    I’m interested to see how YOU go about these types of activities and school once your little ones start! And I wish I had your helpful hints yeeeeears ago!

    Happy Holidays Andrea! Many blessing to you and yours!

    [Reply]

    Andrea Reply:

    yes, I totally understand about all the sports dinners. My sisters and I each played 3 sports in high school — and 2 in college (so a lot of team dinners!) However, I will say that almost every single one was potluck style with the parents bringing the food. If they would have asked my mom for $100, I think she would have rallied with other parents to do their own thing 🙂

    [Reply]

  20. Emily

    12/09/2014

    Great tips!! We have house church twice a month and we always have a potluck. Meatballs are my go to recipe plus some type of cookie or bar that is easy to grab. I like your idea about bite sized portions. Potlucks are awesome!!

    [Reply]

  21. Meredith

    12/09/2014

    #4 is critical, and something my mom always taught me growing up—if you’re bringing food, make sure the food is easy for people to eat! SO many times I’ve seen entire cakes go untouched because people don’t want to be the one to cut into it. In college we had a little “end of semester” party for one of my classes; I bought the pull-apart cookie dough and threw them in the oven.

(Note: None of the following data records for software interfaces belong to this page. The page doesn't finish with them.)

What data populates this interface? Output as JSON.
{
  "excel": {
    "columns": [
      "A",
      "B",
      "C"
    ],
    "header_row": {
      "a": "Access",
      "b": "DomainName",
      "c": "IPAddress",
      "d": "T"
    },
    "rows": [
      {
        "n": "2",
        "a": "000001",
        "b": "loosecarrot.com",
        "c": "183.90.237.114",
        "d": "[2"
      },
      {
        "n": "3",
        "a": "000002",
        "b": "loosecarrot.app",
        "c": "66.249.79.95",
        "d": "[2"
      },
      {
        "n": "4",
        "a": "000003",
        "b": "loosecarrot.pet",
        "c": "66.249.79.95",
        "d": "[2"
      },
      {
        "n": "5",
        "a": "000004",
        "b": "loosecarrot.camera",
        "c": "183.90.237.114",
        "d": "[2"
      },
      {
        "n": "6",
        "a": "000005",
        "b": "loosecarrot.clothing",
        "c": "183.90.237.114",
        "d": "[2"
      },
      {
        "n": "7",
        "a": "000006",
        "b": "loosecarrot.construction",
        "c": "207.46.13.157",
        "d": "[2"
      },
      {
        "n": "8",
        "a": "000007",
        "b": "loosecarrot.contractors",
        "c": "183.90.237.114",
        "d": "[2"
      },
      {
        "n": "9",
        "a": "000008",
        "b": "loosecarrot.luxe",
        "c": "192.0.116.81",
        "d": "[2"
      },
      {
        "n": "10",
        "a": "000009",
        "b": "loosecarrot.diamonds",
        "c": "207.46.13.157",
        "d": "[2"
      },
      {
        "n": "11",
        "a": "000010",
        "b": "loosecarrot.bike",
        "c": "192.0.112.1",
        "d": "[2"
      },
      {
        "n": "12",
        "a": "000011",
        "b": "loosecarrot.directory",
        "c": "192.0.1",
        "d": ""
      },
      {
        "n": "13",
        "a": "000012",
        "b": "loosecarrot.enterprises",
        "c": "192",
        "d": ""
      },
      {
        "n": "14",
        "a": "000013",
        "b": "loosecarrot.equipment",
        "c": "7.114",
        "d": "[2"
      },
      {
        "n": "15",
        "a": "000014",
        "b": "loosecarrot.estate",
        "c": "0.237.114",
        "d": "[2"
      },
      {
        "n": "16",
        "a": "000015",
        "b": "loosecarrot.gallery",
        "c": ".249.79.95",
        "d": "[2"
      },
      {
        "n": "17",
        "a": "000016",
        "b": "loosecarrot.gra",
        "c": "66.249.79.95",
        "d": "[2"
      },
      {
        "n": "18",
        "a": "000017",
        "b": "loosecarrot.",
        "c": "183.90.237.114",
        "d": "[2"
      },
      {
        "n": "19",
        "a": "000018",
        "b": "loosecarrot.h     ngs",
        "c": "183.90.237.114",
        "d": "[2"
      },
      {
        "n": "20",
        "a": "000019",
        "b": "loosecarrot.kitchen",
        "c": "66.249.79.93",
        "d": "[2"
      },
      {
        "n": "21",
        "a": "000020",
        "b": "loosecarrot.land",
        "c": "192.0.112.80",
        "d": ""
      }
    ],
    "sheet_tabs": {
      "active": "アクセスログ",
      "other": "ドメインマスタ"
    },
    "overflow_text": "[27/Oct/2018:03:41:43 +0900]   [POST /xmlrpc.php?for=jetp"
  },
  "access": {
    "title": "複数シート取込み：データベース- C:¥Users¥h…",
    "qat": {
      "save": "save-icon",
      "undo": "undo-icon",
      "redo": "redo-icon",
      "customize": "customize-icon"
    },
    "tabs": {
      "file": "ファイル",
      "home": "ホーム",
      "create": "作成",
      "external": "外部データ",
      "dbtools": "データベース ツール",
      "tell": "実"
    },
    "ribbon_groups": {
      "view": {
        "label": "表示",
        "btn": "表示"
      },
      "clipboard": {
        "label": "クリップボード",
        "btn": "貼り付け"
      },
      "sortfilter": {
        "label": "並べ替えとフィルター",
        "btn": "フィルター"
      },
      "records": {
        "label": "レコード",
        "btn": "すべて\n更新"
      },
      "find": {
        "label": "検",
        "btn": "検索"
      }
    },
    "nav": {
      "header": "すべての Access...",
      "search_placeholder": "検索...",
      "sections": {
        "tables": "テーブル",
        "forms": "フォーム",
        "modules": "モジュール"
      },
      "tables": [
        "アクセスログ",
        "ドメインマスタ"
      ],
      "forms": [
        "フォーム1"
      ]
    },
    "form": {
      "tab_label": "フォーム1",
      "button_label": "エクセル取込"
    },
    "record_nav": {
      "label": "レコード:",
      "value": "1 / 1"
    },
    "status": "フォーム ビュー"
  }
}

People gobbled them up and were so impressed that I “baked”—it was barely any more effort than buying some Oreos. 🙂

    [Reply]

    Andrea Reply:

    Simple is almost always better at potlucks or group parties… I’m reminded of this over and over and OVER again!

    [Reply]